Dentures are removable replacements for missing teeth. They are made out of an acrylic resin and normally porcelain or metal will be added for additional structure.
The procedure differs depending on the type of dentures. This is a simplified breakdown of the procedure for the placement of complete dentures:
A "wax bite" impression is created to help your dentist to find the exact measurements of mouth.
The dentures and the color, shape, and fit will be adjusted until a perfect match is found.
The dentures are fabricated and then placed in mouth.
Types of Dentures
These replace all of the teeth filling the entire upper or/and lower jaws. The level of comfort depends on muscles, bones, tongue, and saliva. Upper Dentures are a little easier to adjust to.
Immediate Dentures are placed all at once. It may take several months for bone and tissue to stabilize following the tooth extractions.
These are similar to Complete Dentures but not all teeth are extracted and they use one or more natural teeth for their support. They also provide more stabilization during chewing than. On the down side they normally require more preparation.

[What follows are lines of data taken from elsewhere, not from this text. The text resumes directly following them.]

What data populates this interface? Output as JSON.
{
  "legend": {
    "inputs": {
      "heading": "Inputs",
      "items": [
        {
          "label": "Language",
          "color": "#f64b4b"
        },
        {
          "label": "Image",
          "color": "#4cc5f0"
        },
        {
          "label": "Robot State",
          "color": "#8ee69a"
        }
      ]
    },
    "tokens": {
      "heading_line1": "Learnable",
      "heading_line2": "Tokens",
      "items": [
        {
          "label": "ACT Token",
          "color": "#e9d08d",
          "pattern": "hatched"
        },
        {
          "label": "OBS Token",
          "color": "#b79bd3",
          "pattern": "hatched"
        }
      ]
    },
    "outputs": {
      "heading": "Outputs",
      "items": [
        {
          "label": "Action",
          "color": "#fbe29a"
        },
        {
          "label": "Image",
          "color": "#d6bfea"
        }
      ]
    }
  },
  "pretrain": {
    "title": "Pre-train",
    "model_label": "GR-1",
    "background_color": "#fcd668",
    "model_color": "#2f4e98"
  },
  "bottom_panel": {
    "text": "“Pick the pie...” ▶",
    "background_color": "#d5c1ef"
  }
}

Partial dentures are placed to fill the gaps when only some of the teeth are missing. The dentures are anchored to other teeth with metal attachments. They maintain tooth alignment because they prevent remaining teeth from shifting. They can also help prevent loss of more teeth due to decay or gum disease.
Advantages & Disadvantages of Dentures
- Dentures provide a pleasant, natural looking smile.
- They are extremely durable.
- If well maintained, they should last from five to ten years.
- They can correct problems with speech to chewing, for many patients.
- Dentures take a little while to get used to.
- There is maintenance involved.
- In the first few days, the patient may encounter speech problems.
- Suffer from mouth irritation or sores. These are usually caused by poor dental hygiene, and not removing dentures when needed.
- Chewing be ability will decrease to 15-23% compared to a person chewing with their natural teeth.
- In the case of a full upper denture, the upper palate is covered and this will affect sense of taste.